**Exercise**
Go through the material under this sentence. Return every line holding "Açıklaması".
..............................
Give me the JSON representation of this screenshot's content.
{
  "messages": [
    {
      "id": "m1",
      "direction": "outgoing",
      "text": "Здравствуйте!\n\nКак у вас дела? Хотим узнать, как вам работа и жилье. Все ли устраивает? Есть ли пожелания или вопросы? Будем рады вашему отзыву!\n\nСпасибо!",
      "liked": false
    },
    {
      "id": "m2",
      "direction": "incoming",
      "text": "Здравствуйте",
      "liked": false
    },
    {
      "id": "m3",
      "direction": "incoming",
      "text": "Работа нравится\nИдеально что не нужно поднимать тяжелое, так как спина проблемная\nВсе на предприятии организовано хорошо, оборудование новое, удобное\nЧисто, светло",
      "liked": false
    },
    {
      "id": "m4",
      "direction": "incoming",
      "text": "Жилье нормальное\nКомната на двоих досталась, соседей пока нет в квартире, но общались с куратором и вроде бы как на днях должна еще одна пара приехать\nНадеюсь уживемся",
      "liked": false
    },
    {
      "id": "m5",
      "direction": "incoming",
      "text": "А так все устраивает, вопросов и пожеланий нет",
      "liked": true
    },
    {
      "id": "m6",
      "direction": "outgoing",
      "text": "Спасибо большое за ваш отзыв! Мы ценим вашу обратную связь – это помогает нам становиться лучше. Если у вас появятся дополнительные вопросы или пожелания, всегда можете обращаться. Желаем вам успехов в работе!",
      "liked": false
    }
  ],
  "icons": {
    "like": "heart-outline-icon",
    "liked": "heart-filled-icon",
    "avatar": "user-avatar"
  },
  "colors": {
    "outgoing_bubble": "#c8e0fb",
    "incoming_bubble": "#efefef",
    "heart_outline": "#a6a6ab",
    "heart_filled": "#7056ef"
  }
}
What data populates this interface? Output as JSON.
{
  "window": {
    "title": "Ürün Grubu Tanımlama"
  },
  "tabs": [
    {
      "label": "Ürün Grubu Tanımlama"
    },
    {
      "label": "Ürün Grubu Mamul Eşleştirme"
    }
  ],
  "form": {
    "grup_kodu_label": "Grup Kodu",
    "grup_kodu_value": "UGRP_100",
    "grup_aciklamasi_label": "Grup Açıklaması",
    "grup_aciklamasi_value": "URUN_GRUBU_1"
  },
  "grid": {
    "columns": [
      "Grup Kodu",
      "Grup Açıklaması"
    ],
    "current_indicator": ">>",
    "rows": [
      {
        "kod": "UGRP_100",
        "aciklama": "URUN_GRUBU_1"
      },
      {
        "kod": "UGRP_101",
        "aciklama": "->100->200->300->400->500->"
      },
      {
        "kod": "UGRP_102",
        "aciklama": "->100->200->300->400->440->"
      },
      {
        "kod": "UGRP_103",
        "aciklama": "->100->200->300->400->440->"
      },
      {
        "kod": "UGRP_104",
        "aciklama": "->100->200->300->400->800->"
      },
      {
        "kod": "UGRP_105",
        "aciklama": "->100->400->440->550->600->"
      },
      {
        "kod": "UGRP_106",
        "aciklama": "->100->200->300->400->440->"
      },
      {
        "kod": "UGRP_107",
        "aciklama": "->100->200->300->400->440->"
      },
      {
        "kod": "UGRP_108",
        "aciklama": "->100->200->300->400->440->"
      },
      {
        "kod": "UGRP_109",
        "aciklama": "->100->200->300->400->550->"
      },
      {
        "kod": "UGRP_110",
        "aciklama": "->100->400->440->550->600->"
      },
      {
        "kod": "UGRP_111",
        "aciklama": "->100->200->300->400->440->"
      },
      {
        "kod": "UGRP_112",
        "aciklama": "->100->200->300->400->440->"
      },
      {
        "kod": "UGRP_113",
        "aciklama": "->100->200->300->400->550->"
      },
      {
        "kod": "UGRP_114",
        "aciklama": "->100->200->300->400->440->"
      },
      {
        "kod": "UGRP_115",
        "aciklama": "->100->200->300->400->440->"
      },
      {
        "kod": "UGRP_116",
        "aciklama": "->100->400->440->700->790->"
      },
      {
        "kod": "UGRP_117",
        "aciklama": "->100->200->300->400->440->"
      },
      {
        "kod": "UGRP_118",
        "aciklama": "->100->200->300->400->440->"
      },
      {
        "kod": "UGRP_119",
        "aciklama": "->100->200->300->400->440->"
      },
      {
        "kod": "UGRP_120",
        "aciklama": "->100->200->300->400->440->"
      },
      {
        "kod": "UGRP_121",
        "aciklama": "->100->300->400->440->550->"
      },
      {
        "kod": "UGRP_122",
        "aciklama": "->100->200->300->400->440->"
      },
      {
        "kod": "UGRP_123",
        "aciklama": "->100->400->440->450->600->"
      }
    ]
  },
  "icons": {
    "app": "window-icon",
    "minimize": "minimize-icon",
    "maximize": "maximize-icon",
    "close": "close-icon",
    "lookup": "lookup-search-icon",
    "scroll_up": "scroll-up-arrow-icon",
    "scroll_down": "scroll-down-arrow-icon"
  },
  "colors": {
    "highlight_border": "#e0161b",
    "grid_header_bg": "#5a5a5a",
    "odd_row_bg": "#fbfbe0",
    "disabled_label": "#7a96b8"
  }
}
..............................
**Answer box**
    "grup_aciklamasi_label": "Grup Açıklaması",
      "Grup Açıklaması"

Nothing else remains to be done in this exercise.